SF Weekly

Elevator to the Gallows

Much like the title conveyance, you can’t keep a good film noir down. A decade after its previous digital restoration and 35mm re-release, Louis Malle’s 1958 debut feature, Elevator to the Gallows, is back in theaters in a shiny 4K restoration. The setup has become fairly familiar: Florence (Jeanne Moreau) is the wife of arms dealer Simon (Jean Wall), and her lover Julien (Maurice Ronet) concocts a plan to kill Simon and make it look like suicide. After pulling off the killing in Simon’s office, Julien gets trapped in a broken elevator between floors — and then things start to get complicated. There’s no question that Elevator to the Gallows is a stone-cold classic of its genre, which is why it seems to get dusted off on a regular basis. But like the recent restoration of Rififi, the real selling point is how the glorious b&w cinematography keeps getting prettier.

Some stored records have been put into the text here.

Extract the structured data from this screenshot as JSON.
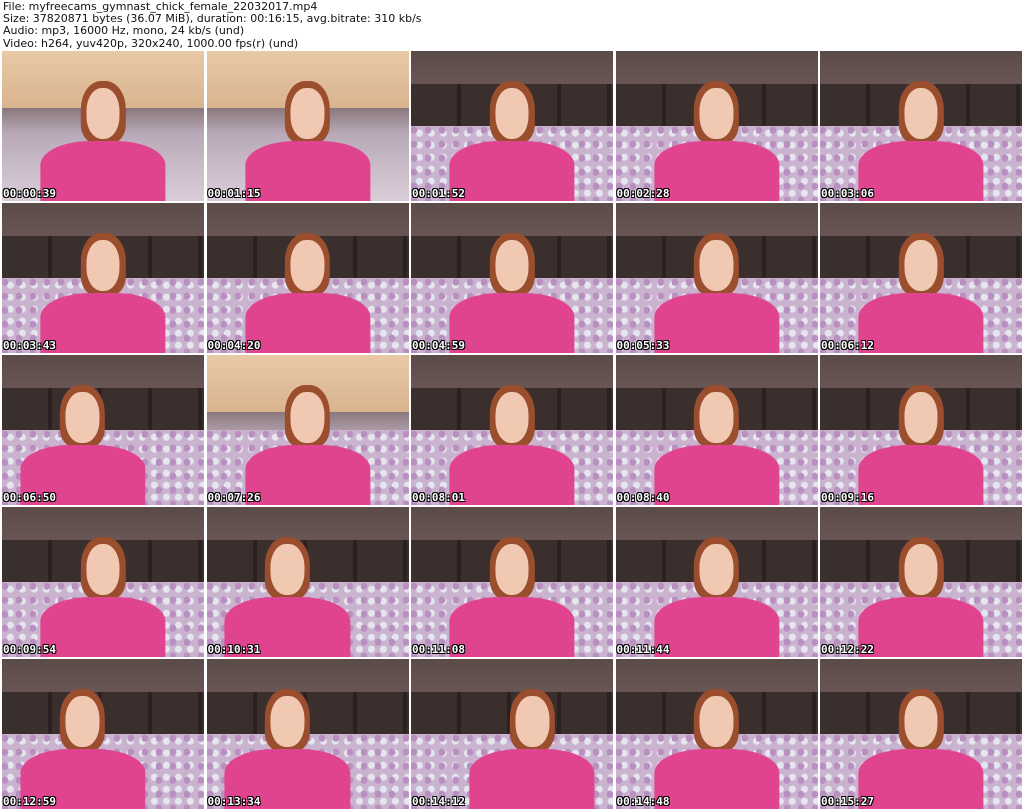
{
  "header": {
    "file_line": "File: myfreecams_gymnast_chick_female_22032017.mp4",
    "size_line": "Size: 37820871 bytes (36.07 MiB), duration: 00:16:15, avg.bitrate: 310 kb/s",
    "audio_line": "Audio: mp3, 16000 Hz, mono, 24 kb/s (und)",
    "video_line": "Video: h264, yuv420p, 320x240, 1000.00 fps(r) (und)"
  },
  "thumbnails": [
    {
      "time": "00:00:39"
    },
    {
      "time": "00:01:15"
    },
    {
      "time": "00:01:52"
    },
    {
      "time": "00:02:28"
    },
    {
      "time": "00:03:06"
    },
    {
      "time": "00:03:43"
    },
    {
      "time": "00:04:20"
    },
    {
      "time": "00:04:59"
    },
    {
      "time": "00:05:33"
    },
    {
      "time": "00:06:12"
    },
    {
      "time": "00:06:50"
    },
    {
      "time": "00:07:26"
    },
    {
      "time": "00:08:01"
    },
    {
      "time": "00:08:40"
    },
    {
      "time": "00:09:16"
    },
    {
      "time": "00:09:54"
    },
    {
      "time": "00:10:31"
    },
    {
      "time": "00:11:08"
    },
    {
      "time": "00:11:44"
    },
    {
      "time": "00:12:22"
    },
    {
      "time": "00:12:59"
    },
    {
      "time": "00:13:34"
    },
    {
      "time": "00:14:12"
    },
    {
      "time": "00:14:48"
    },
    {
      "time": "00:15:27"
    }
  ],
  "colors": {
    "background": "#ffffff",
    "timestamp_text": "#ffffff",
    "shirt": "#e0448f"
  }
}
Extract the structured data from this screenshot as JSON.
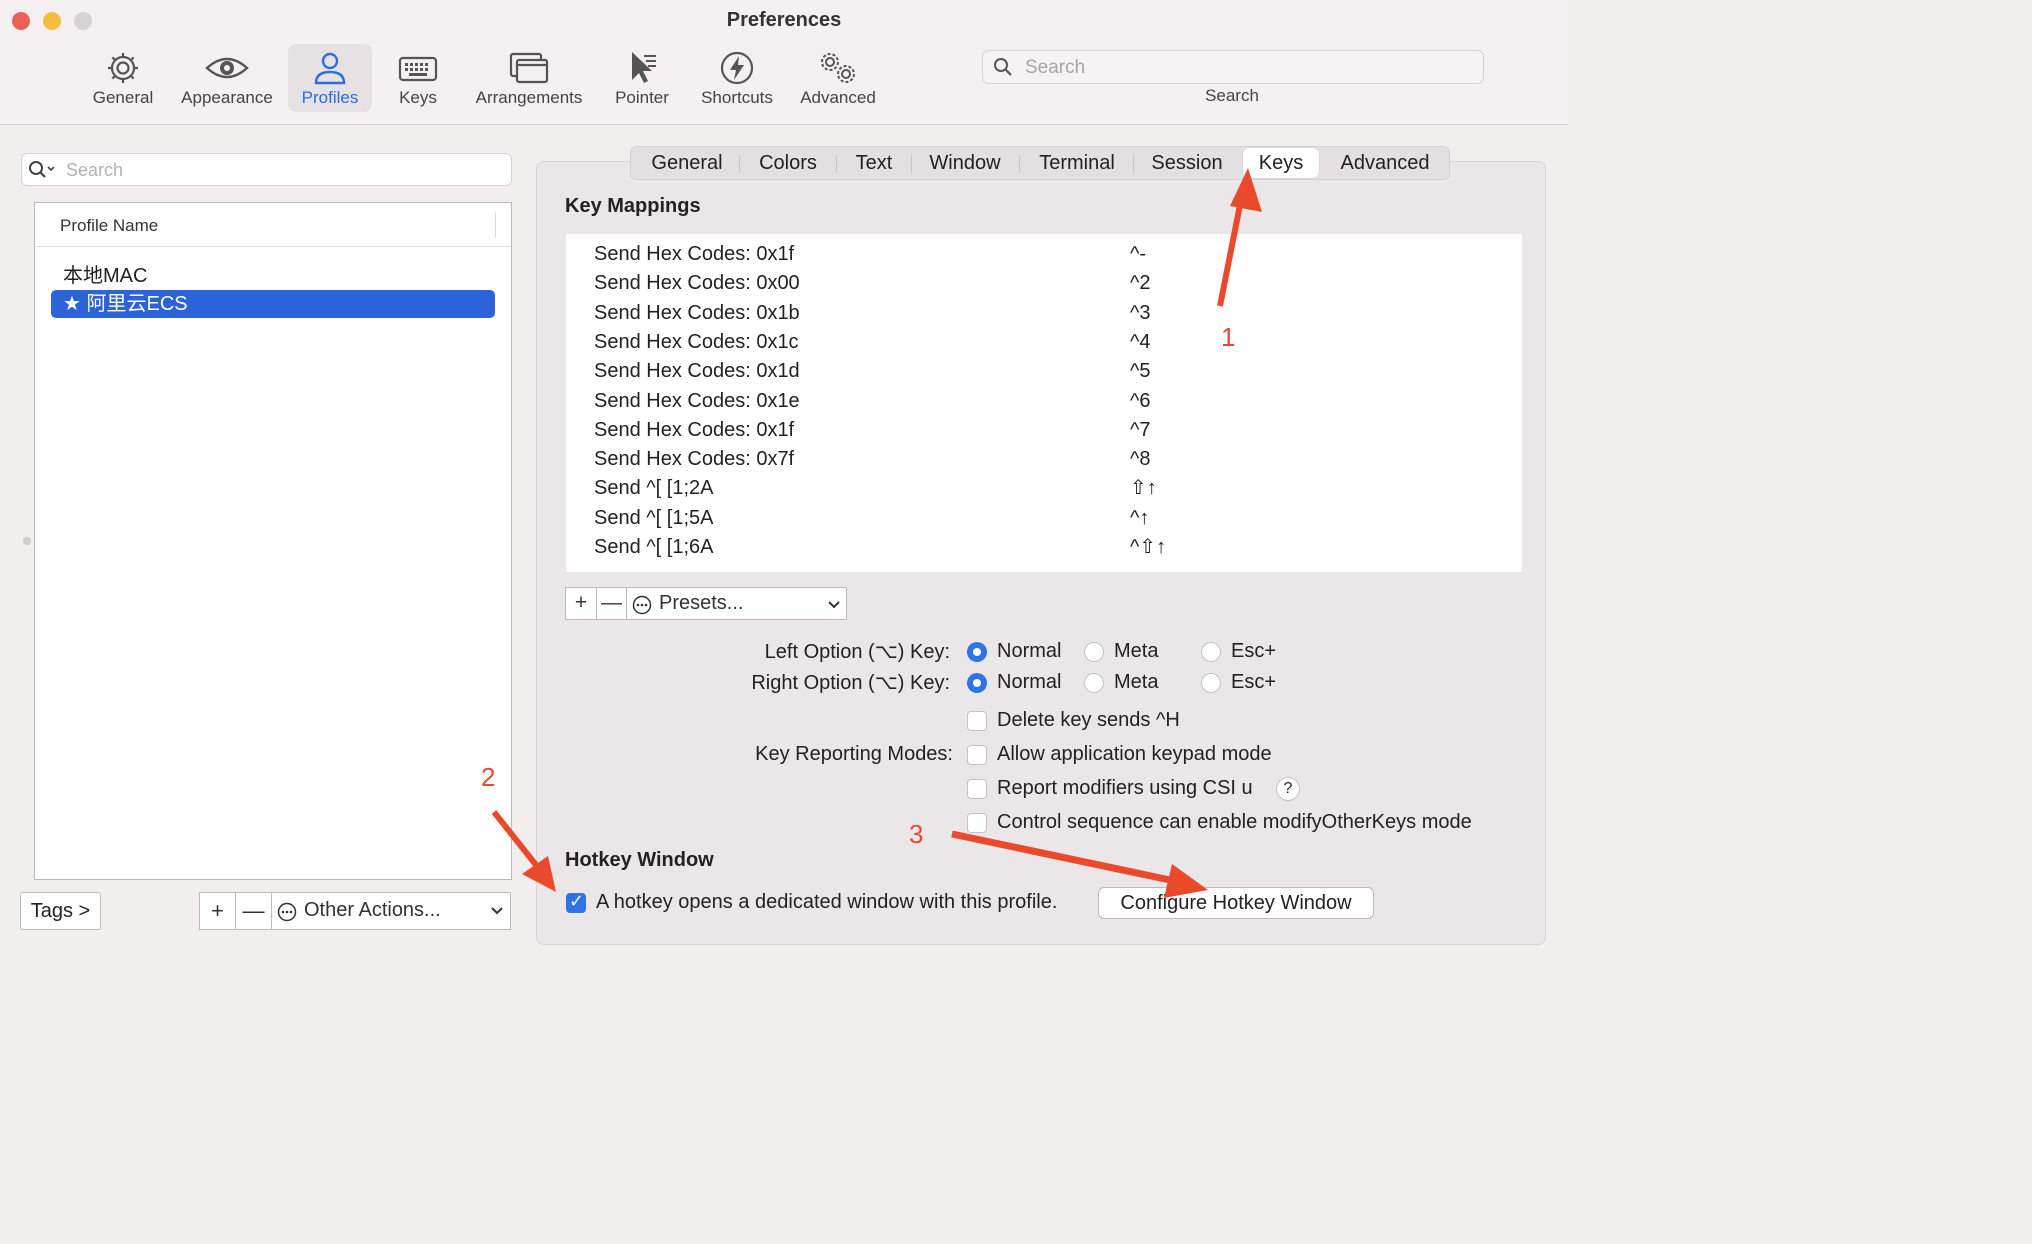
{
  "window": {
    "title": "Preferences"
  },
  "toolbar": {
    "items": [
      {
        "label": "General",
        "icon": "gear-icon"
      },
      {
        "label": "Appearance",
        "icon": "eye-icon"
      },
      {
        "label": "Profiles",
        "icon": "person-icon",
        "selected": true
      },
      {
        "label": "Keys",
        "icon": "keyboard-icon"
      },
      {
        "label": "Arrangements",
        "icon": "window-arrangement-icon"
      },
      {
        "label": "Pointer",
        "icon": "cursor-icon"
      },
      {
        "label": "Shortcuts",
        "icon": "lightning-icon"
      },
      {
        "label": "Advanced",
        "icon": "gears-icon"
      }
    ],
    "search": {
      "placeholder": "Search",
      "caption": "Search"
    }
  },
  "profiles": {
    "search_placeholder": "Search",
    "column_header": "Profile Name",
    "items": [
      {
        "name": "本地MAC",
        "selected": false
      },
      {
        "name": "★ 阿里云ECS",
        "selected": true
      }
    ],
    "tags_button": "Tags >",
    "add": "+",
    "remove": "—",
    "other_actions": "Other Actions..."
  },
  "tabs": {
    "items": [
      "General",
      "Colors",
      "Text",
      "Window",
      "Terminal",
      "Session",
      "Keys",
      "Advanced"
    ],
    "selected": "Keys"
  },
  "key_mappings": {
    "heading": "Key Mappings",
    "rows": [
      {
        "action": "Send Hex Codes: 0x1f",
        "key": "^-"
      },
      {
        "action": "Send Hex Codes: 0x00",
        "key": "^2"
      },
      {
        "action": "Send Hex Codes: 0x1b",
        "key": "^3"
      },
      {
        "action": "Send Hex Codes: 0x1c",
        "key": "^4"
      },
      {
        "action": "Send Hex Codes: 0x1d",
        "key": "^5"
      },
      {
        "action": "Send Hex Codes: 0x1e",
        "key": "^6"
      },
      {
        "action": "Send Hex Codes: 0x1f",
        "key": "^7"
      },
      {
        "action": "Send Hex Codes: 0x7f",
        "key": "^8"
      },
      {
        "action": "Send ^[ [1;2A",
        "key": "⇧↑"
      },
      {
        "action": "Send ^[ [1;5A",
        "key": "^↑"
      },
      {
        "action": "Send ^[ [1;6A",
        "key": "^⇧↑"
      }
    ],
    "add": "+",
    "remove": "—",
    "presets": "Presets..."
  },
  "options": {
    "left_option_label": "Left Option (⌥) Key:",
    "right_option_label": "Right Option (⌥) Key:",
    "choices": [
      "Normal",
      "Meta",
      "Esc+"
    ],
    "left_selected": "Normal",
    "right_selected": "Normal",
    "key_reporting_label": "Key Reporting Modes:",
    "delete_sends_h": {
      "label": "Delete key sends ^H",
      "checked": false
    },
    "app_keypad": {
      "label": "Allow application keypad mode",
      "checked": false
    },
    "csi_u": {
      "label": "Report modifiers using CSI u",
      "checked": false
    },
    "help": "?",
    "modify_other_keys": {
      "label": "Control sequence can enable modifyOtherKeys mode",
      "checked": false
    }
  },
  "hotkey": {
    "heading": "Hotkey Window",
    "checkbox_label": "A hotkey opens a dedicated window with this profile.",
    "checked": true,
    "configure_button": "Configure Hotkey Window"
  },
  "annotations": {
    "one": "1",
    "two": "2",
    "three": "3",
    "color": "#e94a2c"
  }
}
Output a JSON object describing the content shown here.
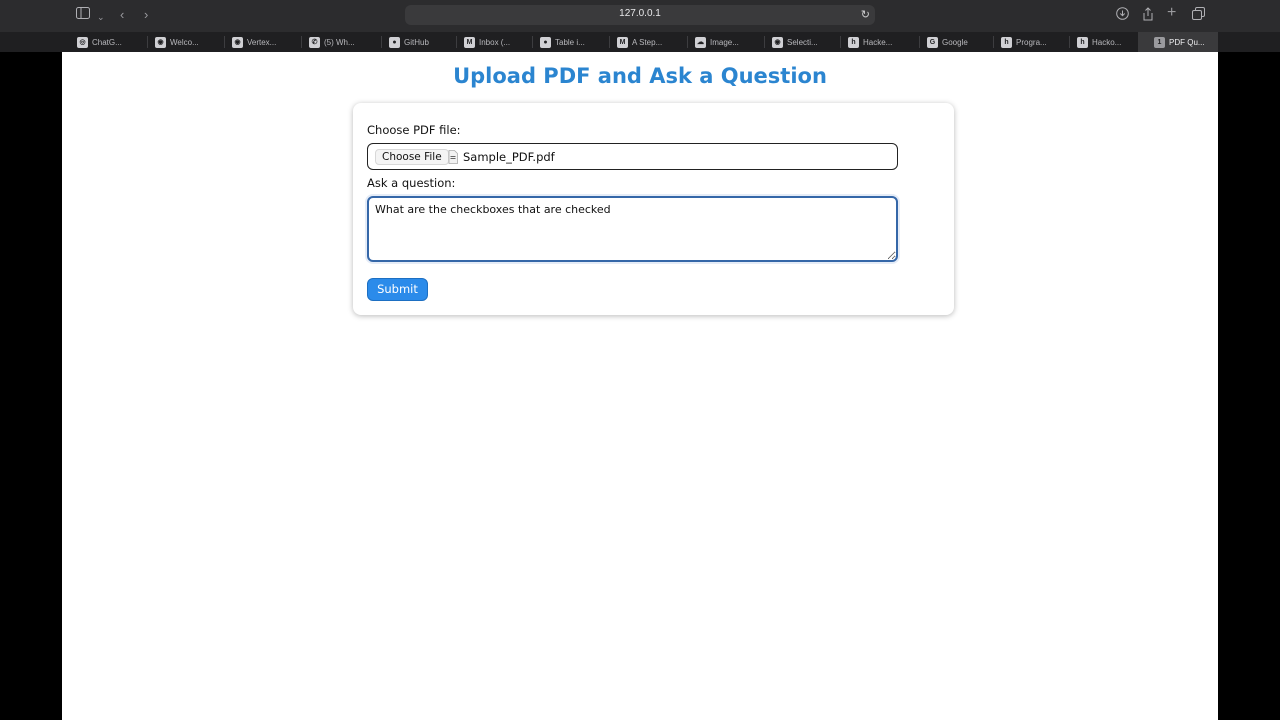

There’s just something about the b&w, 35mm film stock used in those days that’s never been matched before or since, and the 4k really brings it out — and further confirms there was never a more atmospheric city at night than Paris in the 1950s. (Oh, that neon glow!) Of course, anything’s automatically cool with a Miles Davis score, and Elevator to the Gallows doesn’t waste it.